This is a preview of subscription content, access via your institution
Subscribe to this journal
Receive 51 print issues and online access
$199.00 per year
only $3.90 per issue
Rent or buy this article
Prices vary by article type
Prices may be subject to local taxes which are calculated during checkout
Similar content being viewed by others
Strong, R., The English Icon: Elizabethan and Jacobean Portraiture (Routledge, Kegan and Paul, London, 1969).
Zajonc, R. B., in Man and Beast: Comparative Social Behavior (edit. by Eisenberg, J. F., and Dillon, W. S.), 143 (Smithsonian Institution Press, Washington, 1971).
Salk, L., Canad. Psychiat. Assoc. J., 11, 295 (1966).
Hécaen, H., Introduction à la Neuropsychologie (Librairie Larousse, Paris, 1972).
Leach, E., in Structuralism (edit. by Robey, D.), 37 (Academic Press, in the press).
Humphrey, C., in Social Anthropology and Language (edit. by Ardener, E.), 271 (Tavistock Publications, London, 1971).
Osgood, C. E., Suci, G. J., and Tannenbaum, P. H., The Measurement of Meaning (University of Illinois Press, 1957).
Daily Mail, London, March 19, 1973.
About this article

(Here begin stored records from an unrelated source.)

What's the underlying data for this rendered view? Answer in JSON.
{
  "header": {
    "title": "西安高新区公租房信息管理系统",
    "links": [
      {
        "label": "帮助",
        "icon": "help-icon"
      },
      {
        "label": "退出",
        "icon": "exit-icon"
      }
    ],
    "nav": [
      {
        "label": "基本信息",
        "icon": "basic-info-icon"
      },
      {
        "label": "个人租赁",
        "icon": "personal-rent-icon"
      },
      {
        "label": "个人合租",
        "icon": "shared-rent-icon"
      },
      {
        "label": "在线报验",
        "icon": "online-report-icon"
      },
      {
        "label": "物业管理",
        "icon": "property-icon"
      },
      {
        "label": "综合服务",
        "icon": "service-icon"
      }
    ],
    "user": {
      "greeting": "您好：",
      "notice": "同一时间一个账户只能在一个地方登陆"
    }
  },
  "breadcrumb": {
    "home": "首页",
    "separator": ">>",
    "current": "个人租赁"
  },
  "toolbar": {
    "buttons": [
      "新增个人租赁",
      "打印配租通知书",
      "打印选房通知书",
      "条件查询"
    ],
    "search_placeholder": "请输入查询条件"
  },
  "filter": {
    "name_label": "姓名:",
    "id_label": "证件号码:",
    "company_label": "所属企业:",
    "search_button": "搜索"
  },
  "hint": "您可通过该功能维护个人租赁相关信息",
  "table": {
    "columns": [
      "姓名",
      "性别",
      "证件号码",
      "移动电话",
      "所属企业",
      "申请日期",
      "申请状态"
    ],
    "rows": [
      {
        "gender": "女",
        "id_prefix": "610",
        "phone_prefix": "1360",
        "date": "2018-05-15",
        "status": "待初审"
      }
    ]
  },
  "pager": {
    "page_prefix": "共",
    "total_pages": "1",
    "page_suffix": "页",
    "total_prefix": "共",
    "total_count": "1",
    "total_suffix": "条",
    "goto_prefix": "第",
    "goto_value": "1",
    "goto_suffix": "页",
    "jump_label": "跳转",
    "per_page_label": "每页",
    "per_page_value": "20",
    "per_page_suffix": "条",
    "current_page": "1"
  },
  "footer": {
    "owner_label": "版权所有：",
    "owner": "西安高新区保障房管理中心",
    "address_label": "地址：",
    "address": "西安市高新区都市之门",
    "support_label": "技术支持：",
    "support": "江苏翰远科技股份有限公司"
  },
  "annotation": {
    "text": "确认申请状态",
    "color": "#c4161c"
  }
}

Cite this article
MCMANUS, I., HUMPHREY, N. Turning the Left Cheek. Nature 243, 271–272 (1973). https://doi.org/10.1038/243271a0
This article is cited by
Psychological Research (2022)
Journal of Nonverbal Behavior (2017)
Journal of Religion and Health (2015)
Journal of Nonverbal Behavior (2013)